Today’s supercell which formed in the western panhandle near Dimmit turned out to be the overachieving storm of the day with multiple tornadoes reported in addition to instances of very large hail. Flooding also became an issue as the storm did not move very fast. While hail and damaging winds were in the local forecast, the probability of tornadoes was not high on the list; however, Mother Nature pulled a rabbit out of her hat today and surprised everyone. While the upper level forcing was weak, it appears there was just enough moisture pooled up and just enough wind shear near ground level to allow this storm to spin and develop into a monster tornado just to the west of Dimmit. Tomorrow’s conditions look similar to what we saw today…but just a bit further east. The dryline tomorrow is expected to shift east near the I-27 corridor or just along the edge of the caprock escarpment by early afternoon. Strong capping will be in place once again, just like today which will severely limit the number of storms that can form. However, with strong instability possible along the dryline, and juicy dewpoints in the mid 60s expected just east of the dryline, we have the potential to see a couple of supercells. Same as today, both local forecasters and the Storm Prediction Center are highlighting the risk of isolated supercells with very large hail (2 inches or more in diameter) and damaging winds up to 70mph. As additional data rolls in overnight, the forecast should become more clear by early tomorrow.

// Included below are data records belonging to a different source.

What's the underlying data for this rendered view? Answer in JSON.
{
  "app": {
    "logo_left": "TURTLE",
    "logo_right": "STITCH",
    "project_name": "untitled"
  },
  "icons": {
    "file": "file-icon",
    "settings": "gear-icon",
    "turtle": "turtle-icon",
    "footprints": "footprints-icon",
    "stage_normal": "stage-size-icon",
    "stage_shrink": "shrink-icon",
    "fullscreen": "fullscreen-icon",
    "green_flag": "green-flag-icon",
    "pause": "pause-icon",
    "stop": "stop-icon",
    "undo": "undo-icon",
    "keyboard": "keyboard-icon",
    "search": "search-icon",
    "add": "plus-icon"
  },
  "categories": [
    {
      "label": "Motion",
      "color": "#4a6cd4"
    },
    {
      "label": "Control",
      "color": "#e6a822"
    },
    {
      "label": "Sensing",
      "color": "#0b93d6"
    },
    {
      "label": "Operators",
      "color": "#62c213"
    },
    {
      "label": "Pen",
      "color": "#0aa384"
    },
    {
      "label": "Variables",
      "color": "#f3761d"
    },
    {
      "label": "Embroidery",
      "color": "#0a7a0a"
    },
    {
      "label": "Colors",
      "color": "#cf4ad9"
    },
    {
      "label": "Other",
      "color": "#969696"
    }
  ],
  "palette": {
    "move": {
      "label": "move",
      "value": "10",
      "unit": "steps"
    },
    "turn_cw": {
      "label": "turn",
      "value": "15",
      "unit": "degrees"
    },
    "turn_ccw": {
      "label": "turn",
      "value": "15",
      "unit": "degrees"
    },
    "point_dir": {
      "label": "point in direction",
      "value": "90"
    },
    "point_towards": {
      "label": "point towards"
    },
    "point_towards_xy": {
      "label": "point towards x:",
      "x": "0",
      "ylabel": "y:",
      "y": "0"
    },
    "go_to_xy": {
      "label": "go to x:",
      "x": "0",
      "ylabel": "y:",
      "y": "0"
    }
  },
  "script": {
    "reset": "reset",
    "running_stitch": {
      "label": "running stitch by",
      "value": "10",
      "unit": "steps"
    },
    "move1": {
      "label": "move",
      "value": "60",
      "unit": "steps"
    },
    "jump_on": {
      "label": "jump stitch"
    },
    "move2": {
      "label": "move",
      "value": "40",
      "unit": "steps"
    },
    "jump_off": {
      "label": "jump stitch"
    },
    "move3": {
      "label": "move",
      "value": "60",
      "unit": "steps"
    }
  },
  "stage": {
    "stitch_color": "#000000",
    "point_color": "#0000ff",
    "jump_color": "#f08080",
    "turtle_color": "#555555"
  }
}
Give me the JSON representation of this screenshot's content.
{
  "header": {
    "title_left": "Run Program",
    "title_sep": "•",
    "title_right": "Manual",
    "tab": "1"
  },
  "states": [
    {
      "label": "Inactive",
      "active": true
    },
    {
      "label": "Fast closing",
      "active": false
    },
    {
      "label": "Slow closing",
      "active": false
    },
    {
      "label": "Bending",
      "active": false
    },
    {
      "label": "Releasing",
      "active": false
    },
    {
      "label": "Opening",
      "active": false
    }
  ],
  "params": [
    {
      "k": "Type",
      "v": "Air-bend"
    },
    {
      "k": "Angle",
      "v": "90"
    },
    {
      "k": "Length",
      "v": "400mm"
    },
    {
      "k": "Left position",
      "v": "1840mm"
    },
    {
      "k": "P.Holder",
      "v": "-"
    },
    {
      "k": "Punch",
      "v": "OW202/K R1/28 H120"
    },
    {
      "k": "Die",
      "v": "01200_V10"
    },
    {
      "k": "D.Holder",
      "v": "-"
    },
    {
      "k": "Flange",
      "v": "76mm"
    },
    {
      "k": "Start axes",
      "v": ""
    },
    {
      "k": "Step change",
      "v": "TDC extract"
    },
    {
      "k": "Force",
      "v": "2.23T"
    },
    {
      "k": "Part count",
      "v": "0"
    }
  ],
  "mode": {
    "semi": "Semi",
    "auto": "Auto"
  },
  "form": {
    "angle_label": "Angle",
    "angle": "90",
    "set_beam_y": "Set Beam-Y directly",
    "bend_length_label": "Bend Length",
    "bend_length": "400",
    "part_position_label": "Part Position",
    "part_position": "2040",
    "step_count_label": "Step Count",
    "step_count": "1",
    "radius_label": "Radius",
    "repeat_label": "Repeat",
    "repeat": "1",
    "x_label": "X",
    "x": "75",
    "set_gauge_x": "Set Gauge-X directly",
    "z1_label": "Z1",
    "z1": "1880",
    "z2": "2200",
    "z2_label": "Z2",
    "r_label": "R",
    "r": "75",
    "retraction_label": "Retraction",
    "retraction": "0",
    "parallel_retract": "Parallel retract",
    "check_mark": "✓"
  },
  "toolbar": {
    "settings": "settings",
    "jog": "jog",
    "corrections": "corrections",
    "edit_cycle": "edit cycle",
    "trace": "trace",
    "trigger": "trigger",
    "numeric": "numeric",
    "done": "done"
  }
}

For the remainder of the state…rain free, warm and humid. Early morning fog is expected along the coast and inland which will dissipate after sunrise. Skies will be cloudy for areas east of the dryline but should begin to break up and scatter after lunchtime. Highs tomorrow will be pretty seasonal for most with the exception being parts of west Texas and the panhandle, behind the dryline, where temps will soar into the upper 80s and low 90s. More widespread rain chances return on Sunday, but right now not enough to ruin plans for Easter Sunday morning.